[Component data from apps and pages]
*** Begin section ***

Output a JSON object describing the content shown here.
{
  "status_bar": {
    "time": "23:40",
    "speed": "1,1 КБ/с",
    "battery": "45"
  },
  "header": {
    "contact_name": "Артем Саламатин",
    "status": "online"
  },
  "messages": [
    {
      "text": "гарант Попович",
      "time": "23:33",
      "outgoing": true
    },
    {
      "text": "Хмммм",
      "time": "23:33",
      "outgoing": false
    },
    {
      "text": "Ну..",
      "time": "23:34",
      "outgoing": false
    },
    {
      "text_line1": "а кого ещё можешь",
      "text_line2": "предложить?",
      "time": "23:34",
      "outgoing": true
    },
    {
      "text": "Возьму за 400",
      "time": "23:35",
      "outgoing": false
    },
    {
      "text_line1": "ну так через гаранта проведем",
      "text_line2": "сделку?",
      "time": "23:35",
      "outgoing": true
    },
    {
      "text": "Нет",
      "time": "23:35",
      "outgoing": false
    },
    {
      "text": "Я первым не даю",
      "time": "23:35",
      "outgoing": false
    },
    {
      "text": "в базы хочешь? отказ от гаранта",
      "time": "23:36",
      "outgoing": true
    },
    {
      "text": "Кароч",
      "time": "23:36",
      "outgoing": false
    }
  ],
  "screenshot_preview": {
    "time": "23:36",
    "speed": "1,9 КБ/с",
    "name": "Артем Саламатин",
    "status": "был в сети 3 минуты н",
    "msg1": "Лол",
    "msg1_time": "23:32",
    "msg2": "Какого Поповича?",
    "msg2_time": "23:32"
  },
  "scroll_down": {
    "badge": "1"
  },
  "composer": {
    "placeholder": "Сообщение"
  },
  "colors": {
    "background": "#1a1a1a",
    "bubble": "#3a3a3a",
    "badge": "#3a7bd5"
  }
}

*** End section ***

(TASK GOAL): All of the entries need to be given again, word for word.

(EXERCISE SOLUTION):
Output a JSON object describing the content shown here.
{
  "status_bar": {
    "time": "23:40",
    "speed": "1,1 КБ/с",
    "battery": "45"
  },
  "header": {
    "contact_name": "Артем Саламатин",
    "status": "online"
  },
  "messages": [
    {
      "text": "гарант Попович",
      "time": "23:33",
      "outgoing": true
    },
    {
      "text": "Хмммм",
      "time": "23:33",
      "outgoing": false
    },
    {
      "text": "Ну..",
      "time": "23:34",
      "outgoing": false
    },
    {
      "text_line1": "а кого ещё можешь",
      "text_line2": "предложить?",
      "time": "23:34",
      "outgoing": true
    },
    {
      "text": "Возьму за 400",
      "time": "23:35",
      "outgoing": false
    },
    {
      "text_line1": "ну так через гаранта проведем",
      "text_line2": "сделку?",
      "time": "23:35",
      "outgoing": true
    },
    {
      "text": "Нет",
      "time": "23:35",
      "outgoing": false
    },
    {
      "text": "Я первым не даю",
      "time": "23:35",
      "outgoing": false
    },
    {
      "text": "в базы хочешь? отказ от гаранта",
      "time": "23:36",
      "outgoing": true
    },
    {
      "text": "Кароч",
      "time": "23:36",
      "outgoing": false
    }
  ],
  "screenshot_preview": {
    "time": "23:36",
    "speed": "1,9 КБ/с",
    "name": "Артем Саламатин",
    "status": "был в сети 3 минуты н",
    "msg1": "Лол",
    "msg1_time": "23:32",
    "msg2": "Какого Поповича?",
    "msg2_time": "23:32"
  },
  "scroll_down": {
    "badge": "1"
  },
  "composer": {
    "placeholder": "Сообщение"
  },
  "colors": {
    "background": "#1a1a1a",
    "bubble": "#3a3a3a",
    "badge": "#3a7bd5"
  }
}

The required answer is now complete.